## [Aim of the task]
Each line of the records below that holds "Recording" should be copied out.

## [Provided records]
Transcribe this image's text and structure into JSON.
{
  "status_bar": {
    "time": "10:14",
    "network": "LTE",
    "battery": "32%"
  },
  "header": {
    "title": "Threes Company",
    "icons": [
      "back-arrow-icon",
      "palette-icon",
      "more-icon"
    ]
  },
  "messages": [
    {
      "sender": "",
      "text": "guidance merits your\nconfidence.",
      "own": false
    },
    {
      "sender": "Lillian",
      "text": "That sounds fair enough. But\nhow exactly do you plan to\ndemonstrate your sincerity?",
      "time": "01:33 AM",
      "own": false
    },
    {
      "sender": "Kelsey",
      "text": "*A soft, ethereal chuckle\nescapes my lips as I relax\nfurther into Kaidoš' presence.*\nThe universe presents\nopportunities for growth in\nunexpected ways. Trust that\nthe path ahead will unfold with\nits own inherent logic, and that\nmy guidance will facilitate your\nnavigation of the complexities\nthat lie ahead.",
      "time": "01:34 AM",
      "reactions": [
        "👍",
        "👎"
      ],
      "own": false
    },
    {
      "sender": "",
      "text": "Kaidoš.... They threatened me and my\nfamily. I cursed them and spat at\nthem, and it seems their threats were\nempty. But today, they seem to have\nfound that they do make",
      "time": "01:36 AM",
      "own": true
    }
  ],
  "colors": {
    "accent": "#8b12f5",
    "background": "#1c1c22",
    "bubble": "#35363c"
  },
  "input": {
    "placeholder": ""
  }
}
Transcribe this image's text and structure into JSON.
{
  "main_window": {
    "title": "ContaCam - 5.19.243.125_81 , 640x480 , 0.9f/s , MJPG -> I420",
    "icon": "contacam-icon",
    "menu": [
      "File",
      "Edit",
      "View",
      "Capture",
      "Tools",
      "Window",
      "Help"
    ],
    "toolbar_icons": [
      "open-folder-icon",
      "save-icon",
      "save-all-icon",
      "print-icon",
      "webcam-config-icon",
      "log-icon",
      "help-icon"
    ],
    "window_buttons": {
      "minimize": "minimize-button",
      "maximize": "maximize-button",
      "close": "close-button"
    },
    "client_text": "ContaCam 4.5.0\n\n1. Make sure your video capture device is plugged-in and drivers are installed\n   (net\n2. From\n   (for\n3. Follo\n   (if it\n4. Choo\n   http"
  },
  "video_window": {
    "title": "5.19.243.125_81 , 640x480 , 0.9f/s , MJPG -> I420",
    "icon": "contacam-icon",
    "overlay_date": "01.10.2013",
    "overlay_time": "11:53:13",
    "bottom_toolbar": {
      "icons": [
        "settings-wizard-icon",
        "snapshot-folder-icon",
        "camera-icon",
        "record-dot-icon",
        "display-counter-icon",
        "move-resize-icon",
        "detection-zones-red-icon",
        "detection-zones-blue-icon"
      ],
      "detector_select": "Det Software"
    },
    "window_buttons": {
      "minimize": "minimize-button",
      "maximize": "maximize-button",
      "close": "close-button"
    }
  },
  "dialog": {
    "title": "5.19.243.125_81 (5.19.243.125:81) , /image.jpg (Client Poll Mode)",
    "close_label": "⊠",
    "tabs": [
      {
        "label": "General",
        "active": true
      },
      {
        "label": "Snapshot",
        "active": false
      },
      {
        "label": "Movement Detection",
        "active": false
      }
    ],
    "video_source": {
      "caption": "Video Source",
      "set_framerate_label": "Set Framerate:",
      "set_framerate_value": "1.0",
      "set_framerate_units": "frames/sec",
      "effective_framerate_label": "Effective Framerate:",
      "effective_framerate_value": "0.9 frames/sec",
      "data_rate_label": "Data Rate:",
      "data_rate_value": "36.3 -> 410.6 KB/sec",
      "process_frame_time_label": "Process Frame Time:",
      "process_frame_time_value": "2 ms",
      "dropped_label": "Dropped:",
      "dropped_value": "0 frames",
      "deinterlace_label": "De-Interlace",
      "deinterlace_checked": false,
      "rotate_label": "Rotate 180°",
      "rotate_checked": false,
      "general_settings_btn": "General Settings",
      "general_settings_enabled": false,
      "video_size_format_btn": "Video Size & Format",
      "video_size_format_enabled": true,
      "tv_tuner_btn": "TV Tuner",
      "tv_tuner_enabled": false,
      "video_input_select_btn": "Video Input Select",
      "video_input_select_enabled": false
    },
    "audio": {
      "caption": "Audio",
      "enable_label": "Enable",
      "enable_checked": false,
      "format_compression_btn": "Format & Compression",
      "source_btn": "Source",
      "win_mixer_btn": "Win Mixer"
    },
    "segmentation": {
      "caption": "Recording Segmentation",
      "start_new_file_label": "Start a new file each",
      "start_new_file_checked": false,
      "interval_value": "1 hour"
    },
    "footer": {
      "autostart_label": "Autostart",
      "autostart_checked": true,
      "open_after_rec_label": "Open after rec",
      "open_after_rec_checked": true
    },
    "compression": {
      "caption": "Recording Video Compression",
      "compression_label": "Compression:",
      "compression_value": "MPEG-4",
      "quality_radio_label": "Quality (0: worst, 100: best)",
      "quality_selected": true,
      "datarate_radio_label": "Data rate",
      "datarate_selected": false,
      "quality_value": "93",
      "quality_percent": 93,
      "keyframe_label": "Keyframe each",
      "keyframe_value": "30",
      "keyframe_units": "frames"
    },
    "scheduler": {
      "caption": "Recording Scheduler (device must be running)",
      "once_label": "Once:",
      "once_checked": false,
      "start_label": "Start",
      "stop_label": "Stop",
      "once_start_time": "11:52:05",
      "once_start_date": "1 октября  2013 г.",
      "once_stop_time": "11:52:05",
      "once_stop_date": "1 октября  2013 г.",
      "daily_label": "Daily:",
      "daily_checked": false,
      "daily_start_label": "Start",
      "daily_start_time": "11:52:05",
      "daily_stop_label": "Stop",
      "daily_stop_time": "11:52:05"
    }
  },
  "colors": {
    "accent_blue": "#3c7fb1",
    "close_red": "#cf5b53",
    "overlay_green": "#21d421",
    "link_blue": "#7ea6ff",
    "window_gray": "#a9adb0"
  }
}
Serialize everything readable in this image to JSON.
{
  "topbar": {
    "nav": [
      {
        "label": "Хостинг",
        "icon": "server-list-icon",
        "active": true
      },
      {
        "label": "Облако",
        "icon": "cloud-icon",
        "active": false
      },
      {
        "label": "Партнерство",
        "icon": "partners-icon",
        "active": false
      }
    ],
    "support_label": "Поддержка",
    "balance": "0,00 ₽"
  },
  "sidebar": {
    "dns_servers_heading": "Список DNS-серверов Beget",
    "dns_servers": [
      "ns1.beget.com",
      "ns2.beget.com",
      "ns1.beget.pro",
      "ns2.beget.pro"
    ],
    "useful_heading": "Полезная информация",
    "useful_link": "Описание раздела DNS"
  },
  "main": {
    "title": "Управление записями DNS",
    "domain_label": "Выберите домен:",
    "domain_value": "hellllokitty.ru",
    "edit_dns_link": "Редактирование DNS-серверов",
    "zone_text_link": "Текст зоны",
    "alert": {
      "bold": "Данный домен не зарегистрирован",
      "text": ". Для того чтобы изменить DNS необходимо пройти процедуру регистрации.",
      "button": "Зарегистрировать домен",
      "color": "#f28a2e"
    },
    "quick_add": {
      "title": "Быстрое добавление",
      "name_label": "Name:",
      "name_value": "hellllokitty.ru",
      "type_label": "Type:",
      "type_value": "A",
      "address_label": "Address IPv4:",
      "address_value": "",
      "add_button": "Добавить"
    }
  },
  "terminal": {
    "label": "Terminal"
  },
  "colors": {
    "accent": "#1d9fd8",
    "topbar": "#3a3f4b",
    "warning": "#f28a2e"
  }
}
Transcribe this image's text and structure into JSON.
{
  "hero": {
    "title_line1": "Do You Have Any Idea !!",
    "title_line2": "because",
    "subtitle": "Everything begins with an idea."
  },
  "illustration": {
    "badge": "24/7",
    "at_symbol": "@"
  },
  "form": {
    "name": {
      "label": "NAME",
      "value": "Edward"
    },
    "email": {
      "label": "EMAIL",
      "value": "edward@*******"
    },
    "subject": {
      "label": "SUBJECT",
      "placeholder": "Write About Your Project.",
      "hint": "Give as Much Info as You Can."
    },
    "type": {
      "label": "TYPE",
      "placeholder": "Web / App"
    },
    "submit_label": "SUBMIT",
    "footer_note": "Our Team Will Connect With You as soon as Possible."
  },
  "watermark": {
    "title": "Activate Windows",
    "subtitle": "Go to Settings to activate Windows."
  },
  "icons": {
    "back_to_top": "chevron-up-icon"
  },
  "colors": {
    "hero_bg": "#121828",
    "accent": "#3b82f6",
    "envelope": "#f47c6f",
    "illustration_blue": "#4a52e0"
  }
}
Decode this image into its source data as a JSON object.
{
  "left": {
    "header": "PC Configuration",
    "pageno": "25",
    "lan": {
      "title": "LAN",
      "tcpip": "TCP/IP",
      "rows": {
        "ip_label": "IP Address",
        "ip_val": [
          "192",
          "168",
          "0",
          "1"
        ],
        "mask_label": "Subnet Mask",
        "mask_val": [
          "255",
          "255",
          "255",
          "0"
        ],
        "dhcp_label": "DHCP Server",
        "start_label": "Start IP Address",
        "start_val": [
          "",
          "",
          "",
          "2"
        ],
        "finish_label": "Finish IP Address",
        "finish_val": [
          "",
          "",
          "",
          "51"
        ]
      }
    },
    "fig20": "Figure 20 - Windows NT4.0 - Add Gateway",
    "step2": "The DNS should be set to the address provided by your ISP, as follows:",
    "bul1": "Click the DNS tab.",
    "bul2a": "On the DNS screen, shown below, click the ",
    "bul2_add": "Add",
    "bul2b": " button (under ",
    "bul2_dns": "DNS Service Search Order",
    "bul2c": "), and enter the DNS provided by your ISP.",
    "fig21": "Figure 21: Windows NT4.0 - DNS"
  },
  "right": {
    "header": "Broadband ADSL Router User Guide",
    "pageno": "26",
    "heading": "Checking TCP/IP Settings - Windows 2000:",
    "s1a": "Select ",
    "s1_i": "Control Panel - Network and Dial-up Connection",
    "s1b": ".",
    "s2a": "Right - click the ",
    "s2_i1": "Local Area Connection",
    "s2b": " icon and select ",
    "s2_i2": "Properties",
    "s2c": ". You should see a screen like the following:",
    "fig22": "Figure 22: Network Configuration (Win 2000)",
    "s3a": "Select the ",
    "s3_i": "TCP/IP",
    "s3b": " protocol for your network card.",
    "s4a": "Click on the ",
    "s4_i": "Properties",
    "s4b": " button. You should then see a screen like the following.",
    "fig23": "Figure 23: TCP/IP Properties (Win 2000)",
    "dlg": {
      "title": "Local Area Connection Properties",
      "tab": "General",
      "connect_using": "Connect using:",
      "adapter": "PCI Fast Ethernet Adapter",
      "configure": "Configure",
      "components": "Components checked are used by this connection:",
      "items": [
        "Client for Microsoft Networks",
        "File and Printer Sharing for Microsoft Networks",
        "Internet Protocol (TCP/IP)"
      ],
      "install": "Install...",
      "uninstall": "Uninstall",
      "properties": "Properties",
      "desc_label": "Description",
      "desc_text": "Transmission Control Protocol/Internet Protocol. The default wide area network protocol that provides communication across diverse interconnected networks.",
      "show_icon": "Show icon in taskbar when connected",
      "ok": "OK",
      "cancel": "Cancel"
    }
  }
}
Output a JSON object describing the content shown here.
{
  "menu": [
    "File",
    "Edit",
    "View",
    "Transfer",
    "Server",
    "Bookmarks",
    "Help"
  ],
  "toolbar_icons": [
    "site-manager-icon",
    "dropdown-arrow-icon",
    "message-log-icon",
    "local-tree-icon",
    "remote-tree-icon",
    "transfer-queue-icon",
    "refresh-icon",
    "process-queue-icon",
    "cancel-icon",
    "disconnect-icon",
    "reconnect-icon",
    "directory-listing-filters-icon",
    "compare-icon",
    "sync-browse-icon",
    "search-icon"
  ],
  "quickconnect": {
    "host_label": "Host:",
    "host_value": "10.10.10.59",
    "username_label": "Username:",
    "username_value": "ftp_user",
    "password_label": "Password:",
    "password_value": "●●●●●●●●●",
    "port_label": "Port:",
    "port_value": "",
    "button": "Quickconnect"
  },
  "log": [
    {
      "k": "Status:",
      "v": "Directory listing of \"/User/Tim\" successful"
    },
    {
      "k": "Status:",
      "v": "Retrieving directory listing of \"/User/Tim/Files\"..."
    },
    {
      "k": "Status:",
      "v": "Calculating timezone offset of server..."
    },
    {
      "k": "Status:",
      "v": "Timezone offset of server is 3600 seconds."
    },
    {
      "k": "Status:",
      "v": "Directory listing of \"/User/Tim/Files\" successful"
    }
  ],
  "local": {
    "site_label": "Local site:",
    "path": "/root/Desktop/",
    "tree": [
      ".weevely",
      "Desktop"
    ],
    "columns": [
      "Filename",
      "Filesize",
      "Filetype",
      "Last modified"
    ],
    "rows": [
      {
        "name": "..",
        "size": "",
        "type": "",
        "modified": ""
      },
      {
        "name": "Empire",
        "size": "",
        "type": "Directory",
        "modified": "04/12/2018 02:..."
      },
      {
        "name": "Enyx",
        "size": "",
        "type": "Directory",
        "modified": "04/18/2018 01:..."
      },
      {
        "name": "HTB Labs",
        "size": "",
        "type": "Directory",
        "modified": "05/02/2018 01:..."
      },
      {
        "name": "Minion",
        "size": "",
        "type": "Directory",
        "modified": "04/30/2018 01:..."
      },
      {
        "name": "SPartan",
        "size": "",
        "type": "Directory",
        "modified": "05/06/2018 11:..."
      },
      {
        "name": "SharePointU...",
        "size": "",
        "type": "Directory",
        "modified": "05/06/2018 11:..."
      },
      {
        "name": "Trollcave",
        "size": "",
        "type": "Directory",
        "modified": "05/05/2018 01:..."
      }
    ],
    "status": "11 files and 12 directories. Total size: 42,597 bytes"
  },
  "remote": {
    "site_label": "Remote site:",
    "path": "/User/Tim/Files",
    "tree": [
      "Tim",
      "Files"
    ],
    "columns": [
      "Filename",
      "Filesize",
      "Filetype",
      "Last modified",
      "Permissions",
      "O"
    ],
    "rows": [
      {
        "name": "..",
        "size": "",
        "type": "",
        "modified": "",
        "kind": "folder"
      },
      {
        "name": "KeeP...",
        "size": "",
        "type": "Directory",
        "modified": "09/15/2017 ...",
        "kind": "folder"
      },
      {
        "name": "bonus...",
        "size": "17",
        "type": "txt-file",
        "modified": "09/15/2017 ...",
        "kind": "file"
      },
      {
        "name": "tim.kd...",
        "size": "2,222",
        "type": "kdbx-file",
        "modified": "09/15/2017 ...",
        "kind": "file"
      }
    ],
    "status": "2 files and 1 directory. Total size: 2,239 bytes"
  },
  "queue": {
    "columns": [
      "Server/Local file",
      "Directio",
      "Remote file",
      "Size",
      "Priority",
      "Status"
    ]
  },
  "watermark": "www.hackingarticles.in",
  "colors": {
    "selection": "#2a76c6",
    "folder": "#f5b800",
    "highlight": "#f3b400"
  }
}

## [Exercise answer]
      "caption": "Recording Segmentation",
      "caption": "Recording Video Compression",
      "caption": "Recording Scheduler (device must be running)",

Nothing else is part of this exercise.